Hidden City host Marcus Sakey chats with Paul LaRuffa one of the first victims of the Beltway snipers who shares what it was like to be shot five times.
“Even the people virulently against him seem to like him. These are opponents,” Sakey said. In the episode, a long line of people, from Democratic power brokers to people on the street, attest to Barry’s political acumen. “He has that natural touch with people,” attorney Max N. Berry says in the episode, arguing that he belongs in a class with Presidents Bill Clinton and John F. Kennedy.
“The people in Ward 8, despite the fact that Ward 8 has not really grown under his time, they love him. It’s almost, like, ‘There’s the local boy done good,’” Sakey said.

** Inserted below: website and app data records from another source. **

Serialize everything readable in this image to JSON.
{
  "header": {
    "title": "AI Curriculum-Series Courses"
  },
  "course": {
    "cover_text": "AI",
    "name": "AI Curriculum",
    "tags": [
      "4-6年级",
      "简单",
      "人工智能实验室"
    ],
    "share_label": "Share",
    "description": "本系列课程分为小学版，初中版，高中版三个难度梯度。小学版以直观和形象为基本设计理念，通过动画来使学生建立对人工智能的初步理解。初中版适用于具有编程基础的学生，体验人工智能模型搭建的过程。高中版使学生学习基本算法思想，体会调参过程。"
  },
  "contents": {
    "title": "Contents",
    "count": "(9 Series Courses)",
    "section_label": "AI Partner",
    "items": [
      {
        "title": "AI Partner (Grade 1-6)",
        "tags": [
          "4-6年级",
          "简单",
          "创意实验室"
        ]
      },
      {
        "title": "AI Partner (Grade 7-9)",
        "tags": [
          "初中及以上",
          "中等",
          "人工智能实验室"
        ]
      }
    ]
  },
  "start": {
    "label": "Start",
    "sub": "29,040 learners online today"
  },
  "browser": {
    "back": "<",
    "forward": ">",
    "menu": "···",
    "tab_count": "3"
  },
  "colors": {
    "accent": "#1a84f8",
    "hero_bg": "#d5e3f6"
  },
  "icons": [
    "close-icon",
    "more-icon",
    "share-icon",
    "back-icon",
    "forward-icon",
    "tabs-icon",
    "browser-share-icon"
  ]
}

The conflict between Barry and Congress seems to encapsulate the conflict between the city of Washington and the seat of national government that ultimately has final say over much of its affairs.
“It’s a divide that’s easily missed by tourists,” Sakey said. “I think the perception of the city is marble and monuments and maybe Georgetown.”

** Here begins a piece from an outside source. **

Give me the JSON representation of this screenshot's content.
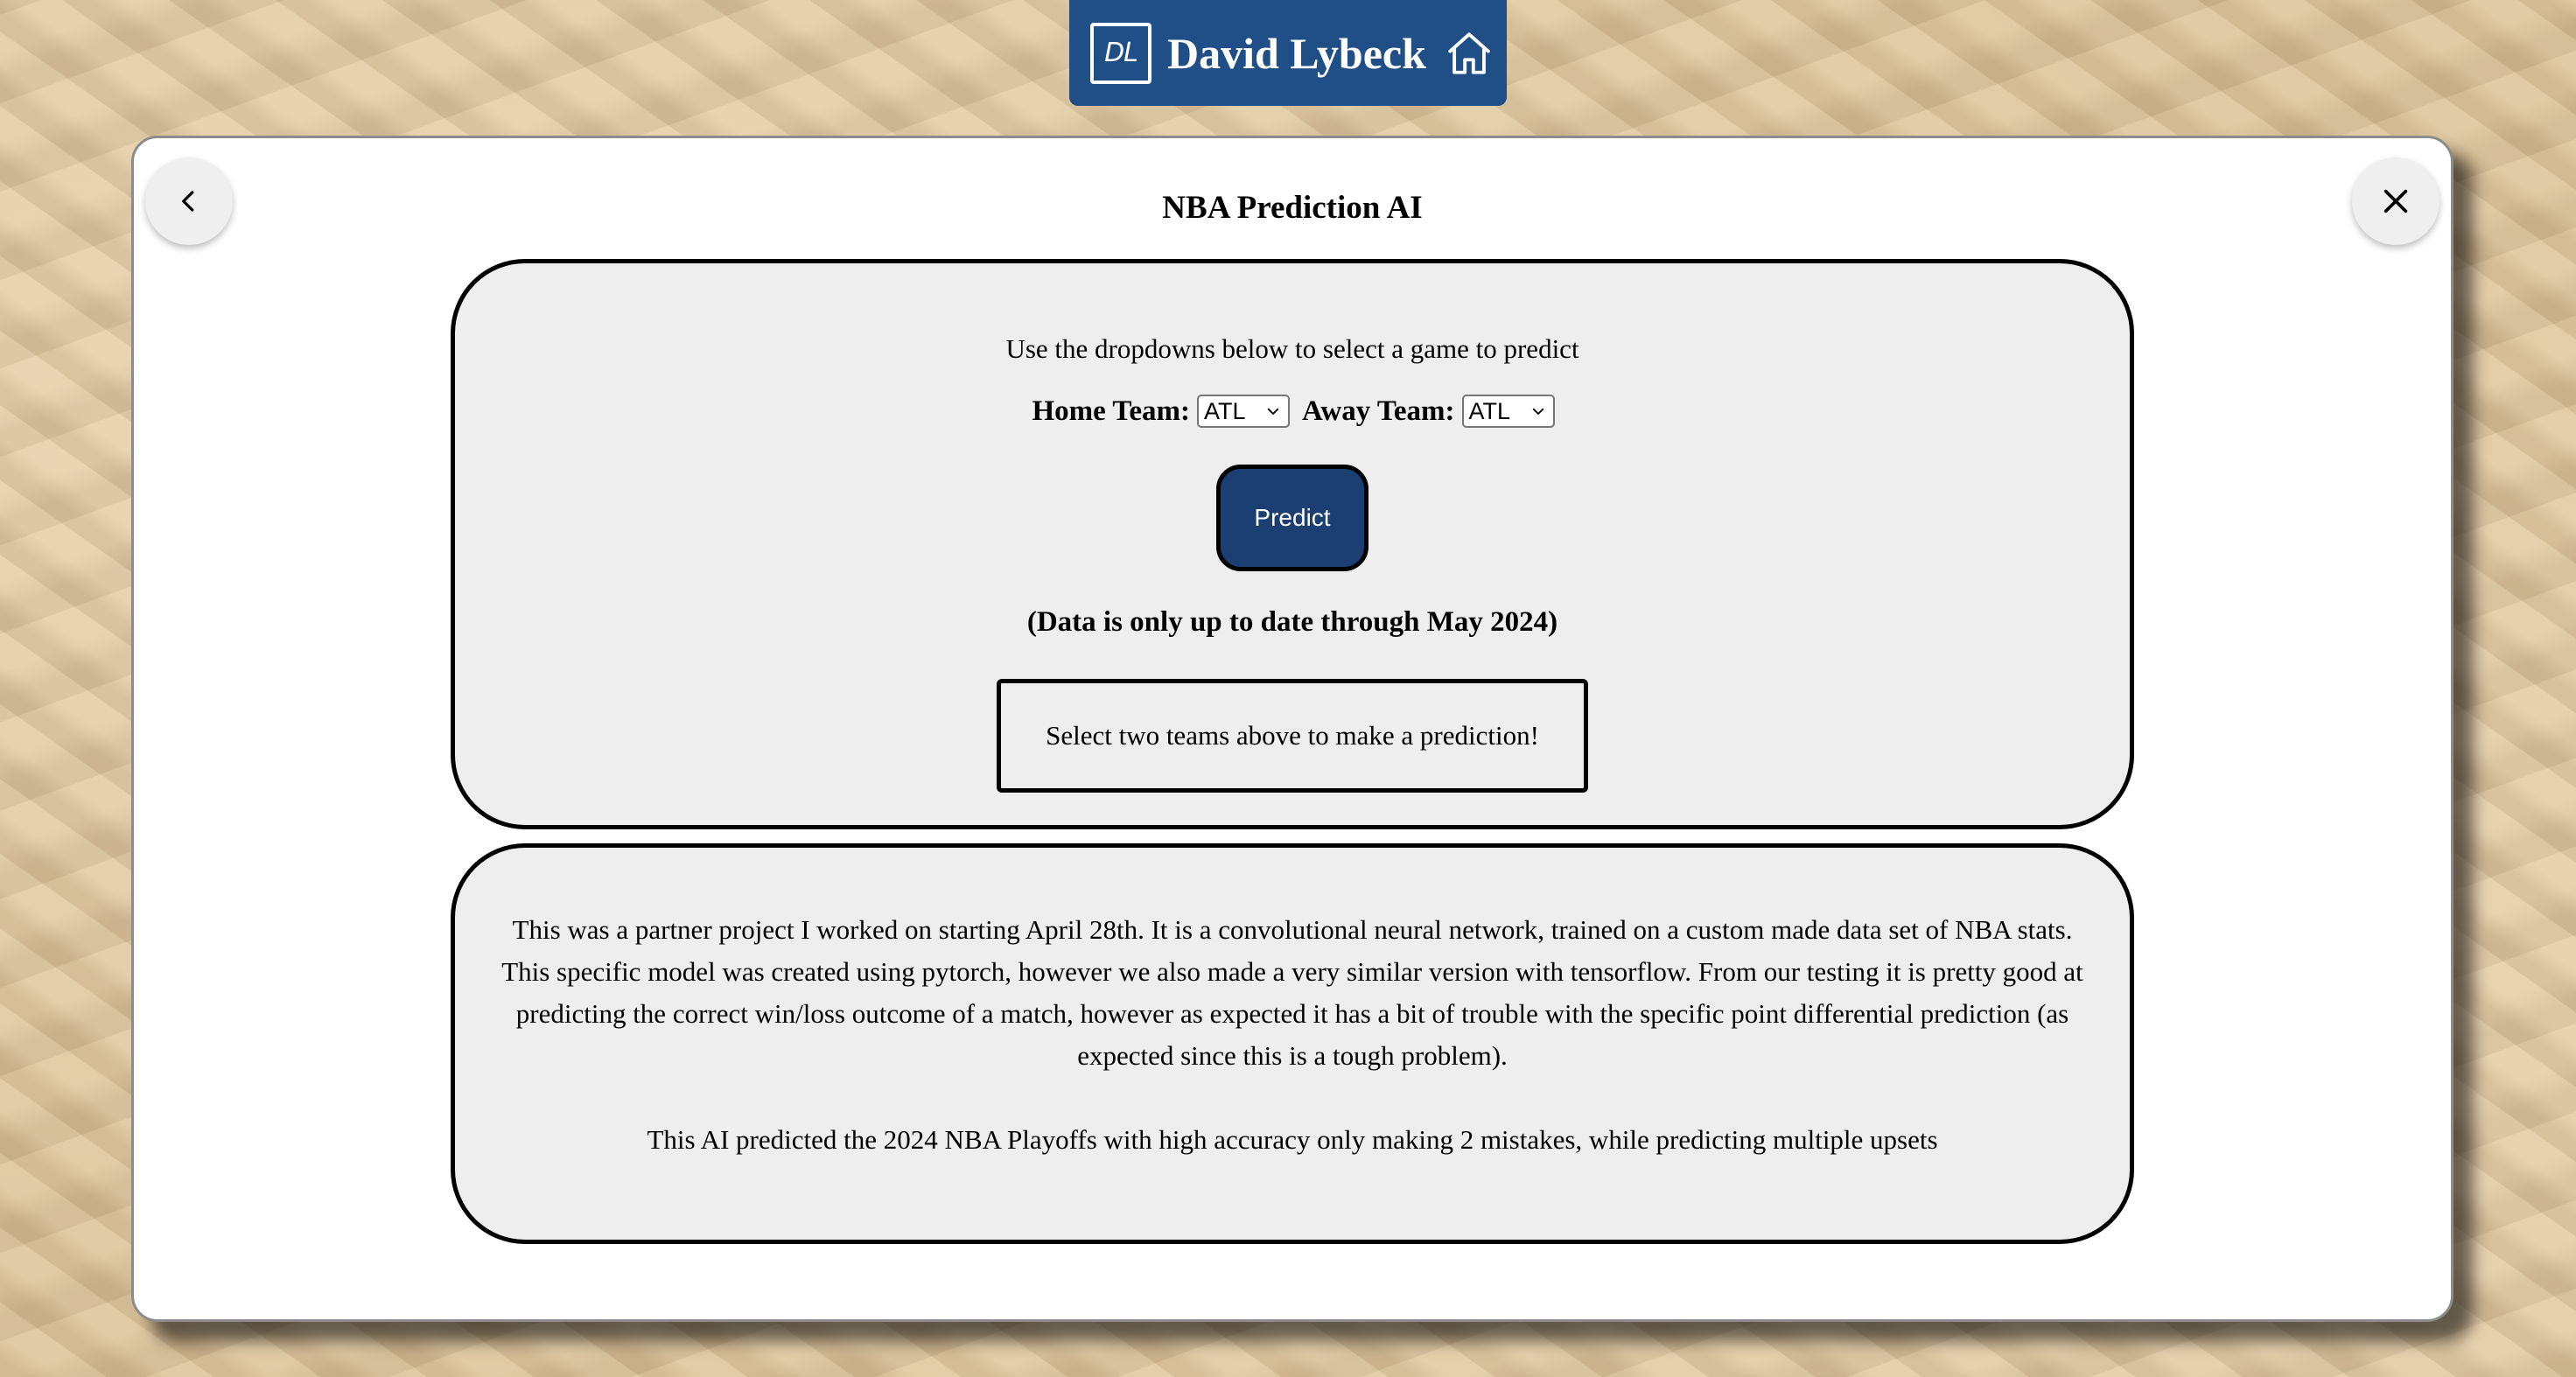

At least in this episode of “Hidden City,” people can count on seeing a lot more than the National Mall.
Visitors get their first look at the American Veterans Disabled for Life Memorial, which opened to the public on Monday, Oct. 6, 2014. The new memorial is located off Independence Ave. SW between the Rayburn House Office Building and HHS. Buy photo here.